Homeless Vietnam veteran Richard Lucas staggered into the police station Thursday morning with dried blood all over his clothes and face, complaining he’d been assaulted and robbed the night before in front of the old Central Square Burger King.

“I was mugged!” said the 53-year-old, three-time purple heart recipient.

At the time of the mugging — around 10 p.m. Wednesday — officers asked if he wanted medical attention and he declined, Lucas said.

“I had to make it back to the shelter in Boston,” he said.

Lucas claimed he had been sober for six months, but that the mugging and then being locked out of the shelter led him to drink before coming to the police station.

If the story he tells is true, Lucas validated the old saying, “no good deed goes unpunished,” because he was in the process of treating a homeless woman to a meal when the attack occurred.

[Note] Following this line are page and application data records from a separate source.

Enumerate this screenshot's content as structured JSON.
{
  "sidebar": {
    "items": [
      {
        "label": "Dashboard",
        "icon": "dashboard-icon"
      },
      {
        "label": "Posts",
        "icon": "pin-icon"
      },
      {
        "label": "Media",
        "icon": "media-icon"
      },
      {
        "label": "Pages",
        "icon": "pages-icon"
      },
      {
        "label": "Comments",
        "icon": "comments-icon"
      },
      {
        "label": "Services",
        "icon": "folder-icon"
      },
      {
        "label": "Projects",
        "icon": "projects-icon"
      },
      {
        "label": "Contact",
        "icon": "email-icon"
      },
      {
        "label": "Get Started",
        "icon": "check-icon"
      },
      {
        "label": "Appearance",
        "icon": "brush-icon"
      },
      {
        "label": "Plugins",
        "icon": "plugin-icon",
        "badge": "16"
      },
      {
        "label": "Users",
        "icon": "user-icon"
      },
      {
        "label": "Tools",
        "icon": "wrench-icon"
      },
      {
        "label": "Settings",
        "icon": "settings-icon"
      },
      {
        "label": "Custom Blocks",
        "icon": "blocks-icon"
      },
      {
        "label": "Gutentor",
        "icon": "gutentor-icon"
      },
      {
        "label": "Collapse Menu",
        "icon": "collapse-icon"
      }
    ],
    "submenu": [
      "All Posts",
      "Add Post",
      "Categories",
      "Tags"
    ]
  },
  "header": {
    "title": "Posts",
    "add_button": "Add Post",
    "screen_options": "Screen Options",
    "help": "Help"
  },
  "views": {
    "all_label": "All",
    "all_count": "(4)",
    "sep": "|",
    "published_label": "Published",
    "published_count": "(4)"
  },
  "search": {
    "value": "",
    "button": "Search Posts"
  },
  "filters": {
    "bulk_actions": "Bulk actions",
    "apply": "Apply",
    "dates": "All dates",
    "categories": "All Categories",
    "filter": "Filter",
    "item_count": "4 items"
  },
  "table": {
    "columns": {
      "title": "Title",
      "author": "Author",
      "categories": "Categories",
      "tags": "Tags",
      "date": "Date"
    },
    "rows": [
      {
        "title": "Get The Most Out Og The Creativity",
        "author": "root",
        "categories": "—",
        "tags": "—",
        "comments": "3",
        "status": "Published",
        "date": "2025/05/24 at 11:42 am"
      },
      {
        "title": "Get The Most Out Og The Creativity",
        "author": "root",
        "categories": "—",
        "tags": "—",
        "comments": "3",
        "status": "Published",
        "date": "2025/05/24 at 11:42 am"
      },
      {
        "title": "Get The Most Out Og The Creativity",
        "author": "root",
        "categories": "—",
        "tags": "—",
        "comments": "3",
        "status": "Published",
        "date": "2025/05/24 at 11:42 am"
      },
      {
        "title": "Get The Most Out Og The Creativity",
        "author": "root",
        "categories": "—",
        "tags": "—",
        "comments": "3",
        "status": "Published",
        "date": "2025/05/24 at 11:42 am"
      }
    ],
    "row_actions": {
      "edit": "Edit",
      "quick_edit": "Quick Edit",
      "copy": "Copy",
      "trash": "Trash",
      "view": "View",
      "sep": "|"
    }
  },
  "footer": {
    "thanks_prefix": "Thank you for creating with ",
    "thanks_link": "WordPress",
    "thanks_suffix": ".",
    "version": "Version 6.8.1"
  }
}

He said he didn’t remember the attack on Massachusetts Avenue, except for being kicked in the head. Lucas said his cell phone and $100 was stolen.

He said his attackers fled in a van, but he was unable to get the plate number.

As for his injuries, which appeared to be contained to his nose — at least the facial injuries — Lucas said he suffered far worse in the war.

He was shot in his right arm, he said, rolling up his sleeve and showing off what appeared to be a classic entry and exit wound pattern around the elbow joint.

Then he showed off a scar on his other arm that earned him Purple Heart No. 2: He said he was in close contact with “Charlie,” the Vietcong soldier who inflicted the wound, but that he prevailed in the struggle and ended up decapitating the enemy soldier with the enemy’s own weapon. Finally, dropping his bloodstained jeans to his ankles, he pointed to another wound on his inner right thigh — caused by a large-caliber bullet that struck from behind while he was Wring a machine gun from a boat.

Police didn’t seem to notice Lucas dropping his pants and telling war stories. His behavior was tame compared with some who walked in and ranted through the Plexiglas at the desk officer during the course of the morning.

Lucas left without saying anything else to police, seemingly satisfied that he had done his civic duty in reporting the crime.

Other violence:

— Police reported that a Broadway resident was “severely assaulted by a person known to him at the same address.” No charges were reported, but police said “the victim sustained major facial injury.”

— “A homeless female reports that on Nov. 1, a black male known to her as ‘Ace’ attacked her for not wanting to be pimped by him. When the female notified her boyfriend of the incident, a domestic dispute took place.”

No names or addresses where the crimes took place were in the police logs.

— A man reported that he was robbed of $25 at knifepoint while walking on Webster Avenue near Hampshire Street.

— A verbally abusive man tried to choke a staff member at the meditation center on Broadway.

— Two men got into a fight, or rather what police termed a “mutual assault that ended on the ground.” Neither party wished to file charges.

— A Cambridge resident reports that while he was walking on Perry Street at 7:10 p.m., a 15-year-old male approached him, showed a knife and demanded money.

“When the victim said he had none, the suspect fled.”

— A man went into a bookstore and threatened to shoot the place up if the bookstore didn’t have the book he had ordered. Police did not say what book he had ordered.